--- Records for the task Enclosed Below ---
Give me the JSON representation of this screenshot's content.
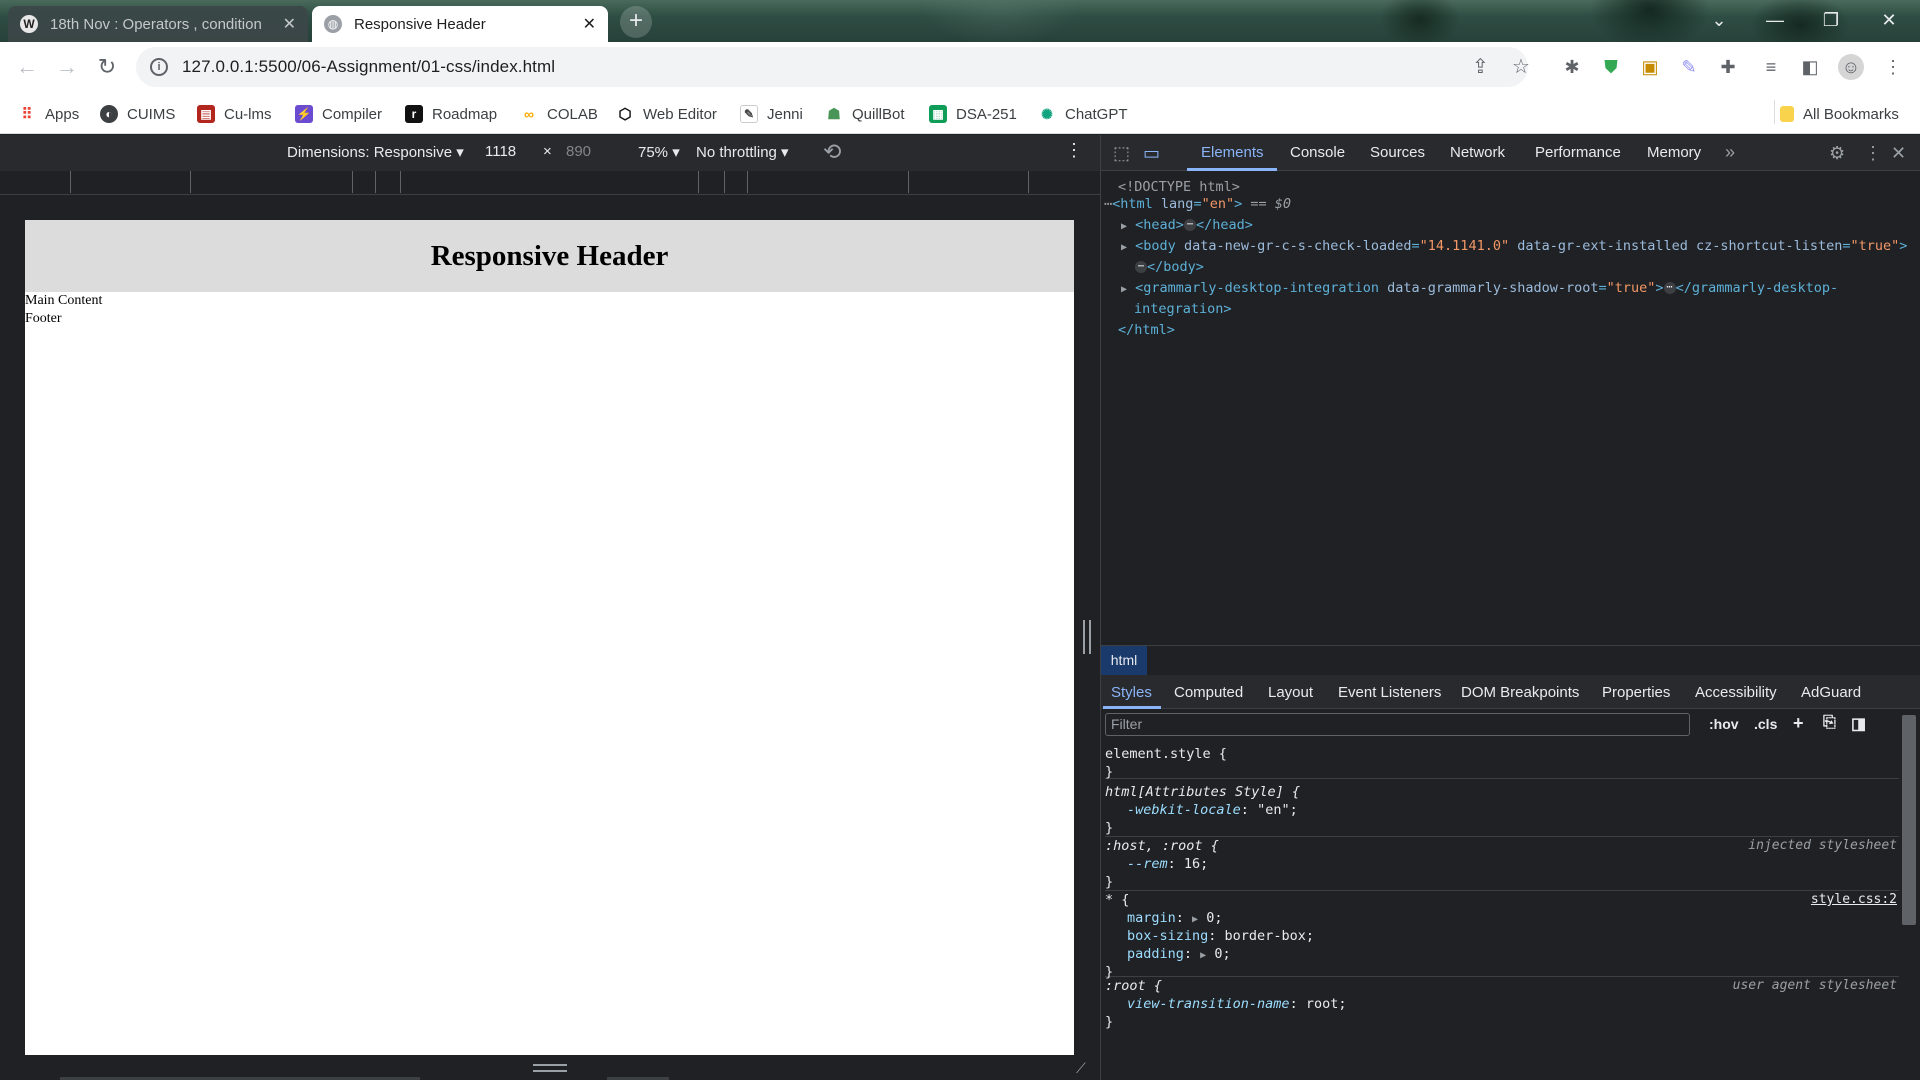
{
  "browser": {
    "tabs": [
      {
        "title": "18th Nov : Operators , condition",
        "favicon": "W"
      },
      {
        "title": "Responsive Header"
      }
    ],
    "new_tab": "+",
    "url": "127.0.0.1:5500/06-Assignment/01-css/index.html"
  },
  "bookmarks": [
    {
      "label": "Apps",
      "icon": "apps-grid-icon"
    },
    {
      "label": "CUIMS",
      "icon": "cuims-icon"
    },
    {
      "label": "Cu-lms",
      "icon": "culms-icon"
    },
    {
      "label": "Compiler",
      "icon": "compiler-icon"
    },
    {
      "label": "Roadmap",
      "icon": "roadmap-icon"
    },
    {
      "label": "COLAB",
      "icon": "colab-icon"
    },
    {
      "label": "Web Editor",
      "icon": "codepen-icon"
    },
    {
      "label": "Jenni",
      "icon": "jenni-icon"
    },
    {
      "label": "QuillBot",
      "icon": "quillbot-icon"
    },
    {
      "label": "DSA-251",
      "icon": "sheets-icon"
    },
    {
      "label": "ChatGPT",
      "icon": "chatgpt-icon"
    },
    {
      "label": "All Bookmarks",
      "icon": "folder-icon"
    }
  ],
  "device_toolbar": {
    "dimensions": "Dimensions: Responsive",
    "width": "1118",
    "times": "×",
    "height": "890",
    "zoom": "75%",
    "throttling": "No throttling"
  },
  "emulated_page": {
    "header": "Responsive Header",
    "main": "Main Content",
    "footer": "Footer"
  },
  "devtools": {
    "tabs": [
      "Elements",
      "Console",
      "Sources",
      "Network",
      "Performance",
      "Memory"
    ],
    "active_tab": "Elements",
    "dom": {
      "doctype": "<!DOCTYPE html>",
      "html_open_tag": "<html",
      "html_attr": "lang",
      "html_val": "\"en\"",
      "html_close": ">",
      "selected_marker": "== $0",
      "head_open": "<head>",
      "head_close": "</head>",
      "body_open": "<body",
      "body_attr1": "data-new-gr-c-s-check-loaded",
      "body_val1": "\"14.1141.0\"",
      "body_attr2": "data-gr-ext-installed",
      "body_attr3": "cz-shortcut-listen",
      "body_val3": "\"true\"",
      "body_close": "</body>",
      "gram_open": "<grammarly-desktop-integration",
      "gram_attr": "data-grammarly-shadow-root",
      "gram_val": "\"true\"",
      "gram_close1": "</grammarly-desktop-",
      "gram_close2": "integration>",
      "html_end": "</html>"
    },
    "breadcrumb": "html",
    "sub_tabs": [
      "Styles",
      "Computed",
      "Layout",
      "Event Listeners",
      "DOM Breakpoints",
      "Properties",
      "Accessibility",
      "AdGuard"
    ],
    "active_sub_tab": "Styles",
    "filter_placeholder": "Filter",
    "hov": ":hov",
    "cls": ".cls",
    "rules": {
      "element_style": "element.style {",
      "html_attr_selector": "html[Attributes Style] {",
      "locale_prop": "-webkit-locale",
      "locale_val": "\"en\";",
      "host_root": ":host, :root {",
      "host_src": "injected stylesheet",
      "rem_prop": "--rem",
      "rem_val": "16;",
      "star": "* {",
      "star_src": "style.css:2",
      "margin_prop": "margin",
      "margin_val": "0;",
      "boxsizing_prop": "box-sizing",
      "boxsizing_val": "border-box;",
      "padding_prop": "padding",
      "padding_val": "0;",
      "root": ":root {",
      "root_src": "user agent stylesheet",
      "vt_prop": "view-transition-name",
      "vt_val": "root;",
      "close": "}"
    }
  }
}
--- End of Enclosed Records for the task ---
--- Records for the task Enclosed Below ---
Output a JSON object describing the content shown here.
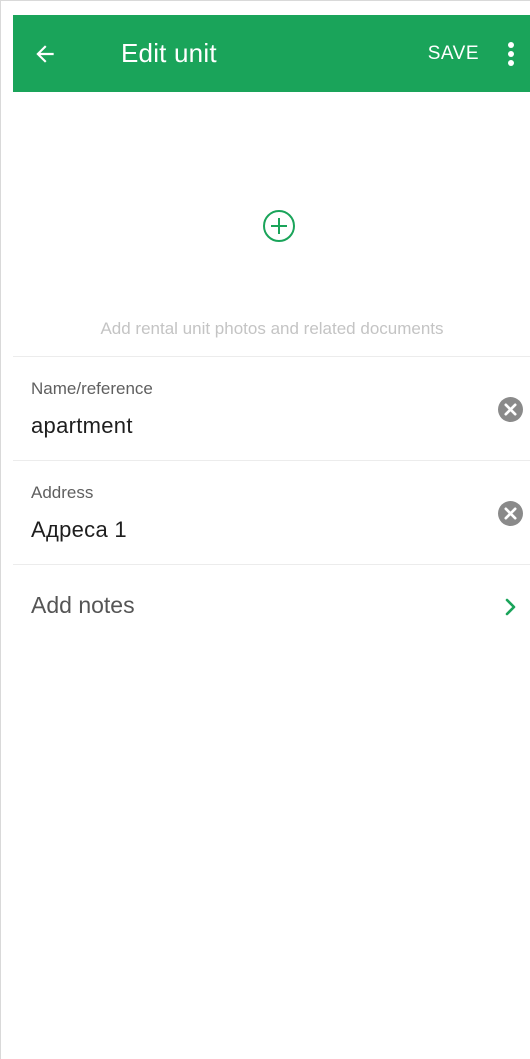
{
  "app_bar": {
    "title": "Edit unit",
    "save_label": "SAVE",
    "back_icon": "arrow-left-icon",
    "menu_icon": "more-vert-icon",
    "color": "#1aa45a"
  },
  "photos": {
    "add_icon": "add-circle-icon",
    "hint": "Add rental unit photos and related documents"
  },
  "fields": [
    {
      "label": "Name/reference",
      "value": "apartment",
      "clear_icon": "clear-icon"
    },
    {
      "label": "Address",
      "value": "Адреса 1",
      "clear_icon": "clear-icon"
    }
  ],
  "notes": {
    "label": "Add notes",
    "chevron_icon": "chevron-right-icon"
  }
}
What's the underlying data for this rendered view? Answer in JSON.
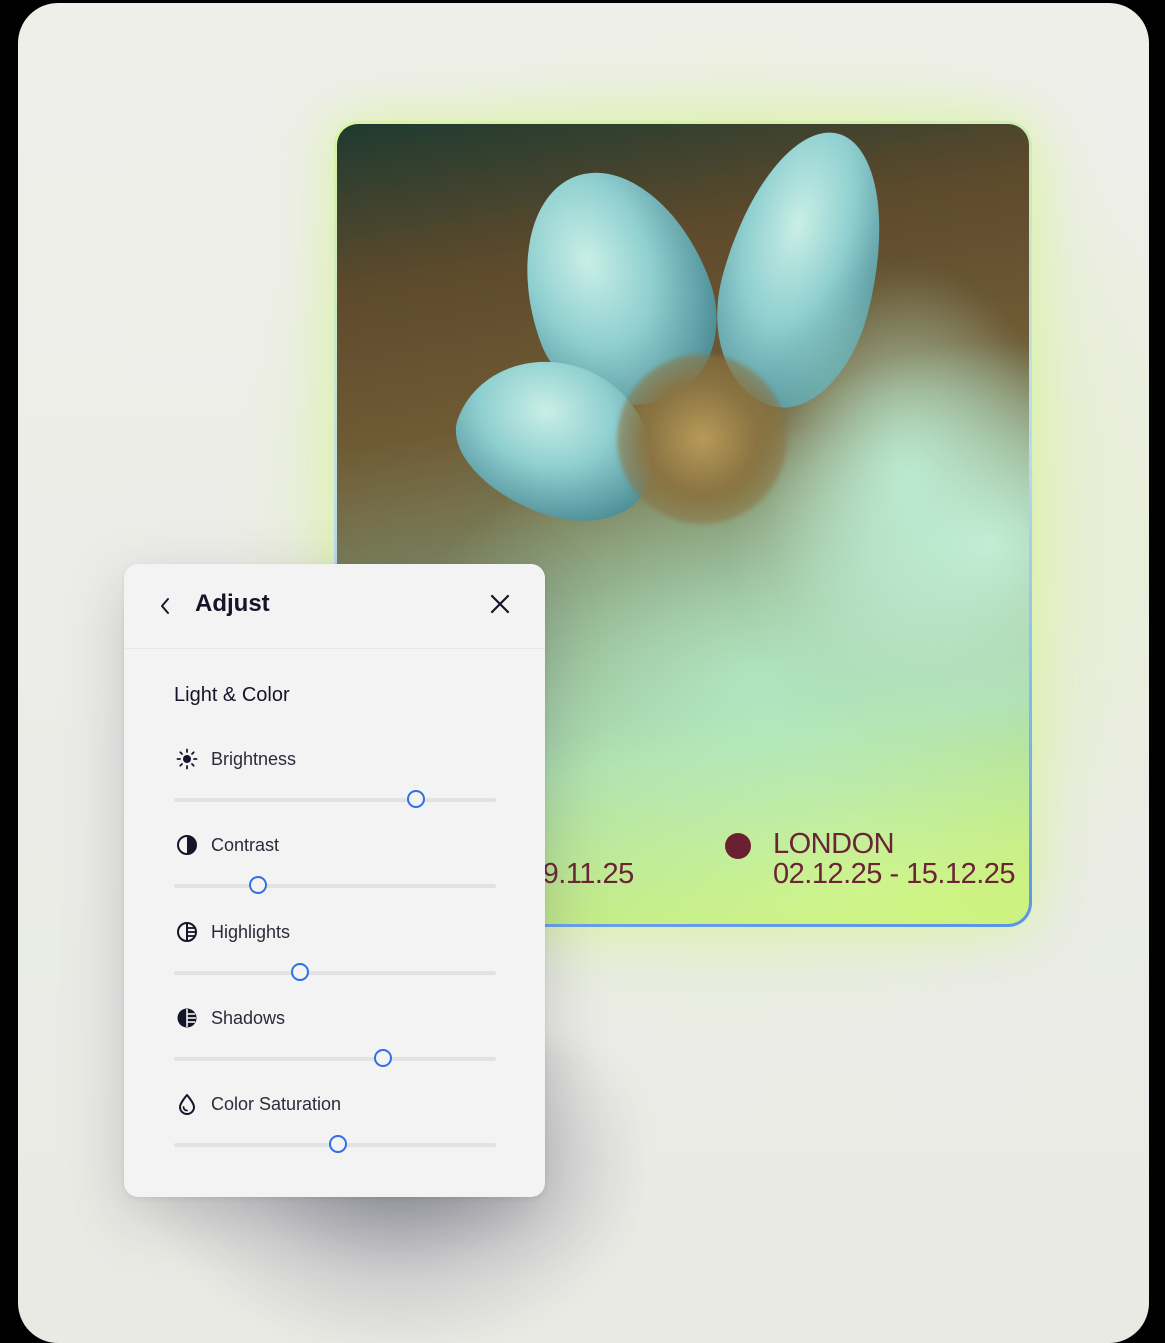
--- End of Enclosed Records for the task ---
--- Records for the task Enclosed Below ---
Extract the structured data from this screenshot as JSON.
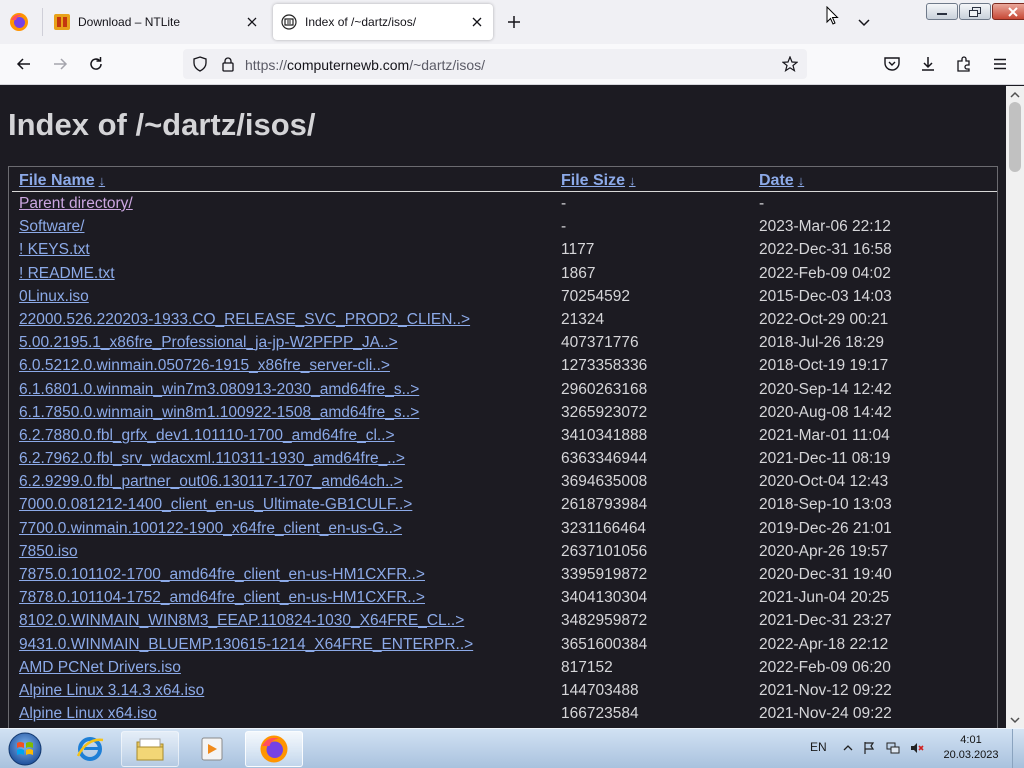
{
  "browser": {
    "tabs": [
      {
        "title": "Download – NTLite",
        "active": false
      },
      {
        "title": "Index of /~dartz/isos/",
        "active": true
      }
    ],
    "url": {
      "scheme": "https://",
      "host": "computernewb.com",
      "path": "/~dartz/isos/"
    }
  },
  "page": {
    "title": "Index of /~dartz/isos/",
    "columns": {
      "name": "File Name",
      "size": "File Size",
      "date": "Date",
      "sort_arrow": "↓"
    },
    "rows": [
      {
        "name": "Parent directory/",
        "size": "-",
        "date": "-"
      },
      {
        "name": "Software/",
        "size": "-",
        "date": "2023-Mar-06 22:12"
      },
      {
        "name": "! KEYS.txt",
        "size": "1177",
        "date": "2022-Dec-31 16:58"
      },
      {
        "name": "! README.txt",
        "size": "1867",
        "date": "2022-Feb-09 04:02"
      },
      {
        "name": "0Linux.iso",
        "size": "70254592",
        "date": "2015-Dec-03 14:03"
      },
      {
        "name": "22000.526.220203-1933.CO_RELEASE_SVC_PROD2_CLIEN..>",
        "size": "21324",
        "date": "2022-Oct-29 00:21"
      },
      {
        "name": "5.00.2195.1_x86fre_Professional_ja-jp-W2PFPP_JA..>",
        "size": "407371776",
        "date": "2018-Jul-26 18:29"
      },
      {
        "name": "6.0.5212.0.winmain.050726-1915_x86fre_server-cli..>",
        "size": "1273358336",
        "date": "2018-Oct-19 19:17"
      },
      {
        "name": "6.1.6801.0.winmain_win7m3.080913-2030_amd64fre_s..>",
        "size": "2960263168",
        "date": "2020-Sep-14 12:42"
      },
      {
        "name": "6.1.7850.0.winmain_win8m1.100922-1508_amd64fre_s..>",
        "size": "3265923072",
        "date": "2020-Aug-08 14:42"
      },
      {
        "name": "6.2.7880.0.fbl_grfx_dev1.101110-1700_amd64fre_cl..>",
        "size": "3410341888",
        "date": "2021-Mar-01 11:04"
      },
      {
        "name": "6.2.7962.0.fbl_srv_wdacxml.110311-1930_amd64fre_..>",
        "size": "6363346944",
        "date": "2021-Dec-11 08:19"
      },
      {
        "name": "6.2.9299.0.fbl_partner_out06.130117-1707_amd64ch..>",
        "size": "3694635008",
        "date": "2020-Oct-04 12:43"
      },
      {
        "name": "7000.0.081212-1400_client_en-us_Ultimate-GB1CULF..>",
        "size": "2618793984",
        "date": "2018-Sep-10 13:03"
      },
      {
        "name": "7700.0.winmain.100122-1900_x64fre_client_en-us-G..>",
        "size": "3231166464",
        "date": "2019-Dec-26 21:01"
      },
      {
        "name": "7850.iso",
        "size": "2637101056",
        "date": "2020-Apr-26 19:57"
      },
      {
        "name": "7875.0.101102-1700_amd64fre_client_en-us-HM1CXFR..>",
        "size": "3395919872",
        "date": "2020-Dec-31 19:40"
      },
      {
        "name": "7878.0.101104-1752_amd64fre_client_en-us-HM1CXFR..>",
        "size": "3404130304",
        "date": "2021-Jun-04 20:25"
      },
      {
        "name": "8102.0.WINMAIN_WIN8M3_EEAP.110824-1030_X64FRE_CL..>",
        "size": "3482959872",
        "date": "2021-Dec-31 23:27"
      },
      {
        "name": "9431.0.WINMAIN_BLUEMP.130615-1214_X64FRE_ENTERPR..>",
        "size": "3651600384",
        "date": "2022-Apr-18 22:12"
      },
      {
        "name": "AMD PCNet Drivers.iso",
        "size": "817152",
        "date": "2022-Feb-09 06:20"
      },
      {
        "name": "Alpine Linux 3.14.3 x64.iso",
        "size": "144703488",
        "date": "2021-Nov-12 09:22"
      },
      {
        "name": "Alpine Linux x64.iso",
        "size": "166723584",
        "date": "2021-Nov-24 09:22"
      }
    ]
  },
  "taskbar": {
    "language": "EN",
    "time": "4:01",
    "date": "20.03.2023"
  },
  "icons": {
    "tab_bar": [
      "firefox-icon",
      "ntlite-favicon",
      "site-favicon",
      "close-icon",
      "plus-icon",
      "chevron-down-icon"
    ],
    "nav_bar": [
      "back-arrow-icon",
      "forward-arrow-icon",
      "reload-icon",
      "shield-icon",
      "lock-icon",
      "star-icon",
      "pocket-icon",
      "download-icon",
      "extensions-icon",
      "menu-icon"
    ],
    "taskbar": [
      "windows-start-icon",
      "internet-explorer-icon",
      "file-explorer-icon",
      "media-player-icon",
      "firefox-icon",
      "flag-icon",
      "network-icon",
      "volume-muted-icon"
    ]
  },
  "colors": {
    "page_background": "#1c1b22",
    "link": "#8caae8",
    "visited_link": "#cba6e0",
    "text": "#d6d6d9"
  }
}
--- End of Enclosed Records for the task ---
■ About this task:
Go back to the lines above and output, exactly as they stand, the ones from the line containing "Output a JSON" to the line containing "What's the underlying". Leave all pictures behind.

■ Response area:
Output a JSON object describing the content shown here.
{
  "app_bar": {
    "title": "Edit unit",
    "save_label": "SAVE",
    "back_icon": "arrow-left-icon",
    "menu_icon": "more-vert-icon",
    "color": "#1aa45a"
  },
  "photos": {
    "add_icon": "add-circle-icon",
    "hint": "Add rental unit photos and related documents"
  },
  "fields": [
    {
      "label": "Name/reference",
      "value": "apartment",
      "clear_icon": "clear-icon"
    },
    {
      "label": "Address",
      "value": "Адреса 1",
      "clear_icon": "clear-icon"
    }
  ],
  "notes": {
    "label": "Add notes",
    "chevron_icon": "chevron-right-icon"
  }
}
What's the underlying data for this rendered view? Answer in JSON.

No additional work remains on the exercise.